### [TO DO]
Reproduce the data below word for word.

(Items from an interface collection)

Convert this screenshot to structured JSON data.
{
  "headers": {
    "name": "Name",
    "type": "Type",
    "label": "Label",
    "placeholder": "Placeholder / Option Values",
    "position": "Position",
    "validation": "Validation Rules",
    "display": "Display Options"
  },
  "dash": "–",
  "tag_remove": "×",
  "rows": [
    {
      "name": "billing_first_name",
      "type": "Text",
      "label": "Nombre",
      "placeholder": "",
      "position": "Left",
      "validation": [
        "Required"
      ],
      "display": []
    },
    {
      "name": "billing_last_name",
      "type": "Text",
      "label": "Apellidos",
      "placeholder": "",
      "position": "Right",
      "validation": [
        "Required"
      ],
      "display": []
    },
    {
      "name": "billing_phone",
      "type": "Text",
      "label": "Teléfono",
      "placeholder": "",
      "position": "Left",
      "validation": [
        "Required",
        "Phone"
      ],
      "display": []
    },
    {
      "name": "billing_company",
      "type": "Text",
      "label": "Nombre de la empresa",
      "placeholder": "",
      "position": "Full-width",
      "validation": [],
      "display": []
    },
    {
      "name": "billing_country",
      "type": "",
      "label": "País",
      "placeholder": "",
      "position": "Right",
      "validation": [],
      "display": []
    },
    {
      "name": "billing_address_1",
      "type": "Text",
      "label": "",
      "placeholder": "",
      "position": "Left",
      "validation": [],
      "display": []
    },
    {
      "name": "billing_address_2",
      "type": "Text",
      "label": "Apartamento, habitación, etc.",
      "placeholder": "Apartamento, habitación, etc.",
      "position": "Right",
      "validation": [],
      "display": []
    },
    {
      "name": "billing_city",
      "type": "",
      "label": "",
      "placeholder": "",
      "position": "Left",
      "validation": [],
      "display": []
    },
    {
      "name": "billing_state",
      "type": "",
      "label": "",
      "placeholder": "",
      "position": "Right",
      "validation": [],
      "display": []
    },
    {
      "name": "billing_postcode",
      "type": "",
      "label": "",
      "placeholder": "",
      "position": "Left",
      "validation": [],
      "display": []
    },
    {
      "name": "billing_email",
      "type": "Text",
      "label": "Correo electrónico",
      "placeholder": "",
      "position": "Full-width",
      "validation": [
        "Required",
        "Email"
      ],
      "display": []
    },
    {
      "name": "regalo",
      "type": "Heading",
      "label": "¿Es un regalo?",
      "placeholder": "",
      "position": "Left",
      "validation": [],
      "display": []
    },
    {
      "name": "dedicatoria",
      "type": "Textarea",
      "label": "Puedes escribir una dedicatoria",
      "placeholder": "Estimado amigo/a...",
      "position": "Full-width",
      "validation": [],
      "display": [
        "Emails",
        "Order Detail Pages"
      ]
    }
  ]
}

### [EXERCISE ANSWER]
Convert this screenshot to structured JSON data.
{
  "headers": {
    "name": "Name",
    "type": "Type",
    "label": "Label",
    "placeholder": "Placeholder / Option Values",
    "position": "Position",
    "validation": "Validation Rules",
    "display": "Display Options"
  },
  "dash": "–",
  "tag_remove": "×",
  "rows": [
    {
      "name": "billing_first_name",
      "type": "Text",
      "label": "Nombre",
      "placeholder": "",
      "position": "Left",
      "validation": [
        "Required"
      ],
      "display": []
    },
    {
      "name": "billing_last_name",
      "type": "Text",
      "label": "Apellidos",
      "placeholder": "",
      "position": "Right",
      "validation": [
        "Required"
      ],
      "display": []
    },
    {
      "name": "billing_phone",
      "type": "Text",
      "label": "Teléfono",
      "placeholder": "",
      "position": "Left",
      "validation": [
        "Required",
        "Phone"
      ],
      "display": []
    },
    {
      "name": "billing_company",
      "type": "Text",
      "label": "Nombre de la empresa",
      "placeholder": "",
      "position": "Full-width",
      "validation": [],
      "display": []
    },
    {
      "name": "billing_country",
      "type": "",
      "label": "País",
      "placeholder": "",
      "position": "Right",
      "validation": [],
      "display": []
    },
    {
      "name": "billing_address_1",
      "type": "Text",
      "label": "",
      "placeholder": "",
      "position": "Left",
      "validation": [],
      "display": []
    },
    {
      "name": "billing_address_2",
      "type": "Text",
      "label": "Apartamento, habitación, etc.",
      "placeholder": "Apartamento, habitación, etc.",
      "position": "Right",
      "validation": [],
      "display": []
    },
    {
      "name": "billing_city",
      "type": "",
      "label": "",
      "placeholder": "",
      "position": "Left",
      "validation": [],
      "display": []
    },
    {
      "name": "billing_state",
      "type": "",
      "label": "",
      "placeholder": "",
      "position": "Right",
      "validation": [],
      "display": []
    },
    {
      "name": "billing_postcode",
      "type": "",
      "label": "",
      "placeholder": "",
      "position": "Left",
      "validation": [],
      "display": []
    },
    {
      "name": "billing_email",
      "type": "Text",
      "label": "Correo electrónico",
      "placeholder": "",
      "position": "Full-width",
      "validation": [
        "Required",
        "Email"
      ],
      "display": []
    },
    {
      "name": "regalo",
      "type": "Heading",
      "label": "¿Es un regalo?",
      "placeholder": "",
      "position": "Left",
      "validation": [],
      "display": []
    },
    {
      "name": "dedicatoria",
      "type": "Textarea",
      "label": "Puedes escribir una dedicatoria",
      "placeholder": "Estimado amigo/a...",
      "position": "Full-width",
      "validation": [],
      "display": [
        "Emails",
        "Order Detail Pages"
      ]
    }
  ]
}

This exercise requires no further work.